Dubbed Auto-DRA, this new automated system has boosted overall system efficiency as well as safety, through improvements to the reliability of leak detection systems that provide continuous monitoring capability across our pipeline network.

FacilityView: Bringing ‘Street View’ visualization to data management

Modern computing and internet connectivity have enabled a range of new capabilities—with modernized digital maps arguably topping the convenience scale.

Modern mapping applications, like Google Street View, can guide you to your destination. They can suggest the fastest route.
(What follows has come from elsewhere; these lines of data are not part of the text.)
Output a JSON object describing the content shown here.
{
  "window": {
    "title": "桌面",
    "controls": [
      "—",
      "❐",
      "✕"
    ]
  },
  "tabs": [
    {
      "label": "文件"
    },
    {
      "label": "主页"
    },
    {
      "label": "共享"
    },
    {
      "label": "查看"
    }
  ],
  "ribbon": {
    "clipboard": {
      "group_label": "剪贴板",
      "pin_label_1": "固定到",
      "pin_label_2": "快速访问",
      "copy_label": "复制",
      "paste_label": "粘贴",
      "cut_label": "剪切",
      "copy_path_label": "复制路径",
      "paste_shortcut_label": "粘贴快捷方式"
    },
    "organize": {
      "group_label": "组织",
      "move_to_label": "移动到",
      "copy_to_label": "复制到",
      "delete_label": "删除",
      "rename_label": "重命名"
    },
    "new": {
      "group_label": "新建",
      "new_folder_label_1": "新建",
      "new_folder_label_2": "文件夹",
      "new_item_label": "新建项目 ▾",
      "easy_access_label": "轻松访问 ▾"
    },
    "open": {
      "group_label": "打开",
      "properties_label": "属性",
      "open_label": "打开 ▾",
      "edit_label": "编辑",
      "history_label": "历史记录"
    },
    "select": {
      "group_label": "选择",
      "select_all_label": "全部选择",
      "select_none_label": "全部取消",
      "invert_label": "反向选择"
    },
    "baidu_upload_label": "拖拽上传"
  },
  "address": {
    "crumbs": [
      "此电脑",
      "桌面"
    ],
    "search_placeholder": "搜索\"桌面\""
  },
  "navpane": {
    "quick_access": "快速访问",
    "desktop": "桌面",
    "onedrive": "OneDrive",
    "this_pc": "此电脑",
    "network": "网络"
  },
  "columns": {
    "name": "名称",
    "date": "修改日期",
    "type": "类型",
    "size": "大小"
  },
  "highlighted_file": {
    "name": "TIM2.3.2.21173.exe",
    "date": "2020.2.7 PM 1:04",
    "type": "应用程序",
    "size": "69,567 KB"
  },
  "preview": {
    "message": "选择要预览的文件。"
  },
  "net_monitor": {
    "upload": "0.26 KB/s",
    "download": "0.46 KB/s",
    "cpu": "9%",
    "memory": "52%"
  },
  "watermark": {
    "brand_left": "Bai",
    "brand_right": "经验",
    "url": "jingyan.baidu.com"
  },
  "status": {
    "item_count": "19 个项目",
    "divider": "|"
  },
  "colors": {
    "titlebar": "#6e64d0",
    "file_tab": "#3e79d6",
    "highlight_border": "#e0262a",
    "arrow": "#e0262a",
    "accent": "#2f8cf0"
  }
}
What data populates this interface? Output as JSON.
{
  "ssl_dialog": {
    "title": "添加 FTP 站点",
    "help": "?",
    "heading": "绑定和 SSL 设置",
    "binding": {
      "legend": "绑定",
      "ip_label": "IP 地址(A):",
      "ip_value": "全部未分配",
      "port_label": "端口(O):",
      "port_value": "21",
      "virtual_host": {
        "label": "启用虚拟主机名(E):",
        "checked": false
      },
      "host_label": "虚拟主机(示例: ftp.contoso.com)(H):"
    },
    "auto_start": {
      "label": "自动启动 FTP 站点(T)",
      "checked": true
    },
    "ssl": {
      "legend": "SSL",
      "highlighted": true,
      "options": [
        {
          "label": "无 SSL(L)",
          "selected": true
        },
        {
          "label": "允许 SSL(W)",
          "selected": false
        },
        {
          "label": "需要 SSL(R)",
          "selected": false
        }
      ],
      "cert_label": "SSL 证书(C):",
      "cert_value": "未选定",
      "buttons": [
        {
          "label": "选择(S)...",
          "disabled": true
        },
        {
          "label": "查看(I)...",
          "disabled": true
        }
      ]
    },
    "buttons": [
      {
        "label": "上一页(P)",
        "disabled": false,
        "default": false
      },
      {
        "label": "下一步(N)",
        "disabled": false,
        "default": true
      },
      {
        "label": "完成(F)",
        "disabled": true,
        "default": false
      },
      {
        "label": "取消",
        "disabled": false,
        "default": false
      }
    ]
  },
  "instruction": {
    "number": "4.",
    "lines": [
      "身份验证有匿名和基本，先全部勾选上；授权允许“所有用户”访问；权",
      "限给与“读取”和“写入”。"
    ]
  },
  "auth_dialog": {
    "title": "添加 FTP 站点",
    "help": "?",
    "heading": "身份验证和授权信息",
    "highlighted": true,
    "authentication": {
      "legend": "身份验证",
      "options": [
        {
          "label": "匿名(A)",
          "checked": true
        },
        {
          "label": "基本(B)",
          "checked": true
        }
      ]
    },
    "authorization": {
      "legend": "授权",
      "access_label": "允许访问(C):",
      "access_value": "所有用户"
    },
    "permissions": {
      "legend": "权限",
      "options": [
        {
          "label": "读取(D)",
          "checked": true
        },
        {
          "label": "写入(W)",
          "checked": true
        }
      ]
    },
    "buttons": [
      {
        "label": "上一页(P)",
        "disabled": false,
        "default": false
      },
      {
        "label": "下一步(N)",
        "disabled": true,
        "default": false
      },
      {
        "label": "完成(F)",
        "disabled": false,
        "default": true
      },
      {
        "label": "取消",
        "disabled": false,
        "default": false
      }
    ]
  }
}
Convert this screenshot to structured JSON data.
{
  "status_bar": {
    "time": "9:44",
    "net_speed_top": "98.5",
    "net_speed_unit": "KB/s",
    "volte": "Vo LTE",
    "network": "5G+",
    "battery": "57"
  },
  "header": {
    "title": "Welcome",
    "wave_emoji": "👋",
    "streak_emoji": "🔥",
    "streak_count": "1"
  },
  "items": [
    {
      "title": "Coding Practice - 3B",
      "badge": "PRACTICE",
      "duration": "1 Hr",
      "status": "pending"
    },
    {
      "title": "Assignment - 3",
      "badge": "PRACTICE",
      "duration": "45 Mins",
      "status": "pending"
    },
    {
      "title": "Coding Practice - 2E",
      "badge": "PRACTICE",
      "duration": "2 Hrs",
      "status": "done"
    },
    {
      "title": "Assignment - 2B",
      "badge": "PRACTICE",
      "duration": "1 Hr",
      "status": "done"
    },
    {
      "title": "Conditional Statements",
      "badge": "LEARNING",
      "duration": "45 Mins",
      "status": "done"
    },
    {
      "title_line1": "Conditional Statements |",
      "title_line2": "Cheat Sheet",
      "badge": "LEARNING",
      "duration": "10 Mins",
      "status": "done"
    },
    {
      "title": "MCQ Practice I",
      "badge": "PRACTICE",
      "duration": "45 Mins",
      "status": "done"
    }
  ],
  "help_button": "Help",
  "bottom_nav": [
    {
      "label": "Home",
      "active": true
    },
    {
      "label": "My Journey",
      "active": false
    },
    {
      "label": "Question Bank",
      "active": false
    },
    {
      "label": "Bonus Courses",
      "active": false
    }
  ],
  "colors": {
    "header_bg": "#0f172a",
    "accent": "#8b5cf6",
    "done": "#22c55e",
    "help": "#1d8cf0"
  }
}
And they can even show you what your destination will look like, in case you are arriving for the first time.

Enbridge’s Information Management and Technology and Information Services teams are working to deliver that “onsite view” of our operating facilities—with a virtual representation that can greatly reduce the need for travel, reduce the time employees need to spend in operational areas, and help geographically distant teams to more quickly develop a shared understanding of, for example, the location of a new sensor or the site of a maintenance task.

Nicknamed FacilityView, this tool will enable both a “flythrough” experience and support measurements down to the millimeter, helping staff to optimize asset management or make project planning decisions by offering an “on-the-ground” perspective of the location in question.

FacilityView is being designed to accept data in a format that is commonly used for both ground-based and aerial (UAS) scans, and will help to improve the speed and quality of decision making that relies on facility awareness.